Social technologies are awesome, especially the open ones. When I say open vs. closed, I mean Twitter vs. Facebook. On Twitter, you don’t have to mutually opt-in to a relationship, and frankly neither person has to follow the other one, in order to connect and share ideas around a common interest, concept, product, or event. On Twitter, anyone can listen, participate, add and derive value. On Facebook, it’s a little tougher, because you can only have that exchange if both people are connected as friends. As awesome as all of this open participation and communication is, it is no replacement for in-person contact. Tools like Twitter and BritghtKite allow you to connect with people at the same location / event as you, so you can meet them in person. Countless times, I would be twittering from a conference, and interacting with someone who is at that conference, only to have that person come up to me and say “You are The Maria, right?” (this is why it pays to have an avatar that actually looks like you, and to have a short and memorable handle). In short, social technologies should ultimately help you meet people IRL (in real life), not lock you up in a room with online friends and no IRL contacts.

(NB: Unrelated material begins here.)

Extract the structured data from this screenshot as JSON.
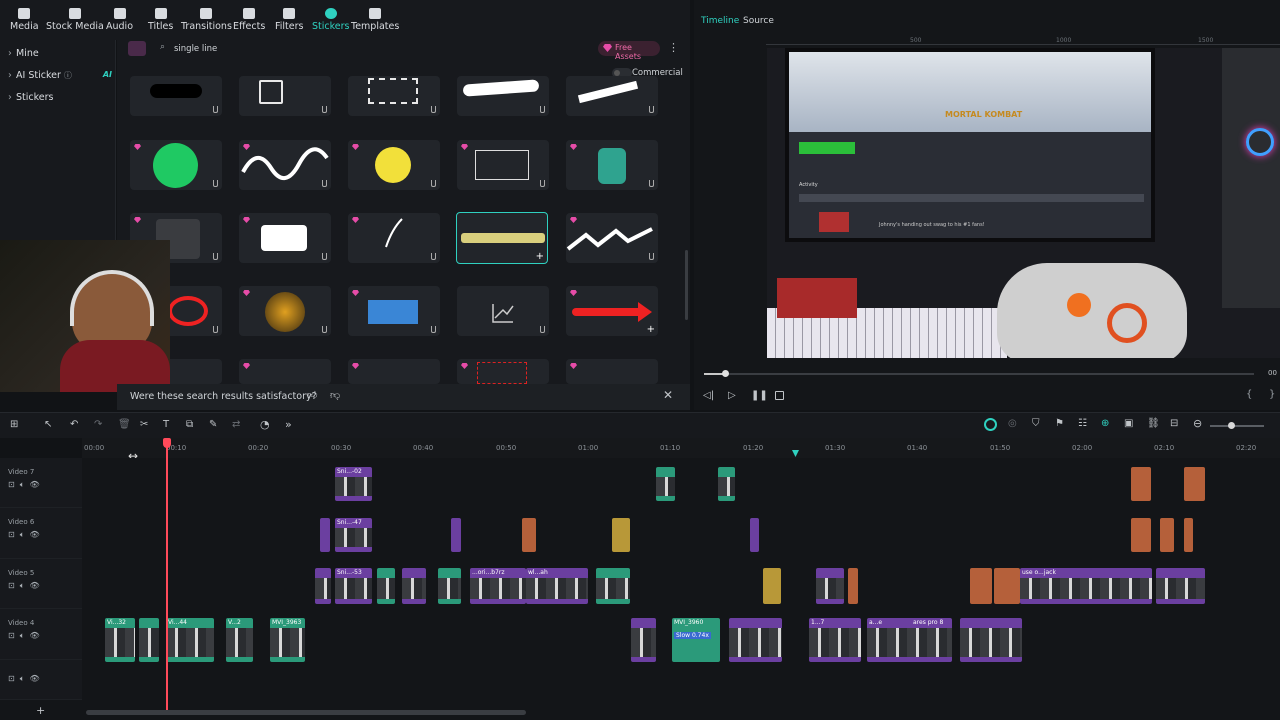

Moreover, people connected on Twitter are always organizing “tweetups” to meet together and converse over some food and drink. The benefit to knowing someone on the Internet first, and meeting them IRL later, is that it can lead to a more fruitful conversation and a stronger connection, because you already know some factual information about each other. However, even though you know about each other, doesn’t mean you know each other. There are obviously some intangibles that are only experienced in person – perhaps a little bit of chemistry, ability to observe body language. By the same token, social technologies allow to strengthen existing weak ties. If I only know someone tangentially, but enough to know that I want to be connected on Facebook and Twitter, everyday exposure to that person’s lifestream, thoughts and analyses, will strengthen our connection, even though we may see each other once a year.

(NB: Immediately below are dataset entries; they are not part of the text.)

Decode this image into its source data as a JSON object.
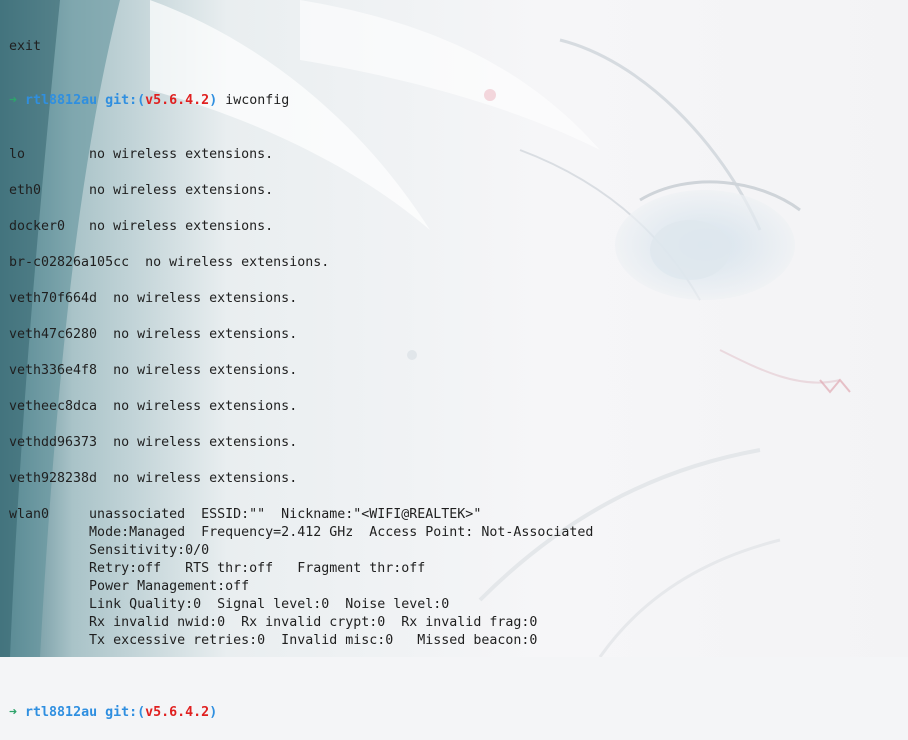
{
  "terminal": {
    "pre_line": "exit",
    "prompt1": {
      "arrow": "➜",
      "dir": "rtl8812au",
      "git_open": "git:(",
      "branch": "v5.6.4.2",
      "git_close": ")",
      "command": "iwconfig"
    },
    "output": [
      "lo        no wireless extensions.",
      "",
      "eth0      no wireless extensions.",
      "",
      "docker0   no wireless extensions.",
      "",
      "br-c02826a105cc  no wireless extensions.",
      "",
      "veth70f664d  no wireless extensions.",
      "",
      "veth47c6280  no wireless extensions.",
      "",
      "veth336e4f8  no wireless extensions.",
      "",
      "vetheec8dca  no wireless extensions.",
      "",
      "vethdd96373  no wireless extensions.",
      "",
      "veth928238d  no wireless extensions.",
      "",
      "wlan0     unassociated  ESSID:\"\"  Nickname:\"<WIFI@REALTEK>\"",
      "          Mode:Managed  Frequency=2.412 GHz  Access Point: Not-Associated",
      "          Sensitivity:0/0",
      "          Retry:off   RTS thr:off   Fragment thr:off",
      "          Power Management:off",
      "          Link Quality:0  Signal level:0  Noise level:0",
      "          Rx invalid nwid:0  Rx invalid crypt:0  Rx invalid frag:0",
      "          Tx excessive retries:0  Invalid misc:0   Missed beacon:0",
      ""
    ],
    "prompt2": {
      "arrow": "➜",
      "dir": "rtl8812au",
      "git_open": "git:(",
      "branch": "v5.6.4.2",
      "git_close": ")"
    }
  },
  "colors": {
    "background": "#f4f5f7",
    "text": "#1f1f1f",
    "prompt_arrow": "#2ea36b",
    "prompt_dir": "#2f8fe0",
    "git_branch": "#e02020"
  }
}
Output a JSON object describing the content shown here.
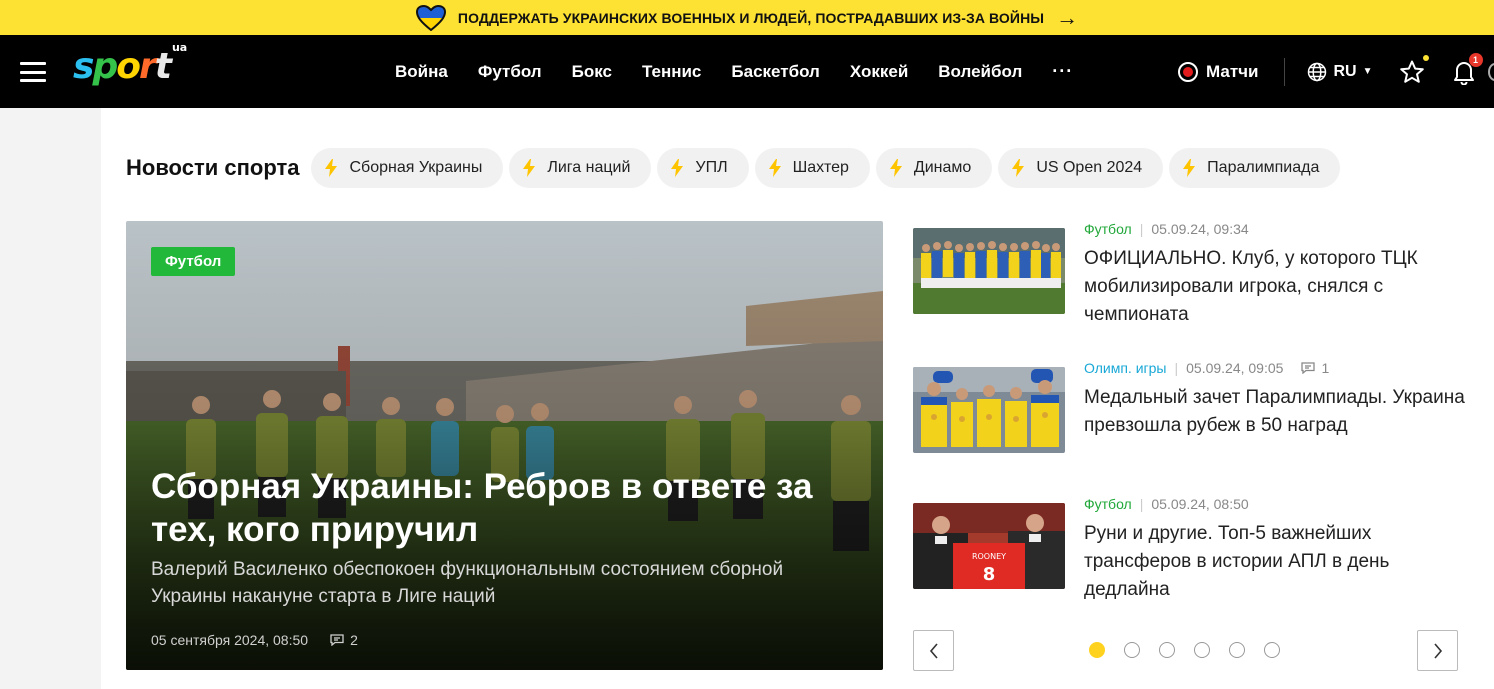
{
  "banner": {
    "text": "ПОДДЕРЖАТЬ УКРАИНСКИХ ВОЕННЫХ И ЛЮДЕЙ, ПОСТРАДАВШИХ ИЗ-ЗА ВОЙНЫ",
    "arrow": "→",
    "colors": {
      "background": "#fde133",
      "heart_top": "#1f5fd6",
      "heart_bottom": "#ffd400"
    }
  },
  "header": {
    "logo": {
      "main": "sport",
      "suffix": "ua"
    },
    "nav": [
      "Война",
      "Футбол",
      "Бокс",
      "Теннис",
      "Баскетбол",
      "Хоккей",
      "Волейбол"
    ],
    "more": "···",
    "live_label": "Матчи",
    "language": "RU",
    "notifications_count": "1",
    "icons": [
      "menu-icon",
      "live-dot-icon",
      "globe-icon",
      "star-icon",
      "bell-icon"
    ]
  },
  "topics": {
    "title": "Новости спорта",
    "chips": [
      "Сборная Украины",
      "Лига наций",
      "УПЛ",
      "Шахтер",
      "Динамо",
      "US Open 2024",
      "Паралимпиада"
    ]
  },
  "hero": {
    "category": "Футбол",
    "title": "Сборная Украины: Ребров в ответе за тех, кого приручил",
    "subtitle": "Валерий Василенко обеспокоен функциональным состоянием сборной Украины накануне старта в Лиге наций",
    "date": "05 сентября 2024, 08:50",
    "comments": "2"
  },
  "news": [
    {
      "category": "Футбол",
      "date": "05.09.24, 09:34",
      "comments": "",
      "title": "ОФИЦИАЛЬНО. Клуб, у которого ТЦК мобилизировали игрока, снялся с чемпионата"
    },
    {
      "category": "Олимп. игры",
      "date": "05.09.24, 09:05",
      "comments": "1",
      "title": "Медальный зачет Паралимпиады. Украина превзошла рубеж в 50 наград"
    },
    {
      "category": "Футбол",
      "date": "05.09.24, 08:50",
      "comments": "",
      "title": "Руни и другие. Топ-5 важнейших трансферов в истории АПЛ в день дедлайна"
    }
  ],
  "carousel": {
    "pages": 6,
    "active": 1
  },
  "colors": {
    "accent_yellow": "#ffd21f",
    "green": "#22b83a",
    "blue_category": "#19a8d6",
    "header_bg": "#000000"
  }
}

I think in our pursuit of technologies, we have come full-circle. Prior to Web 1.0, we were social IRL – we called each other on the phone and hung out. Then with online chatrooms, IM and email, we retrieved to our separate corners. Now, with tools like Twitter and its surrounding ecosystem, we are using the social web to drive us closer together IRL. Brands and venues that understand that, will ultimately win. For example, the Roger Smith Hotel, the social-media-friendly hotel in NYC (where my Murphy Goode video was shot) understands this and has pioneered Twitter-friendly content, discounts and events. Many conferences, networking breakfasts and post-conference events are held there. Folks can even get discounts on rooms by following @RSHotel and discounts on food and drink by tweeting pictures of food (check with them first for current discounts, of course). These guys are (at least local) pioneers in the space and have become a de-facto watering hole for the NYC (and out of town) “Twitterati”.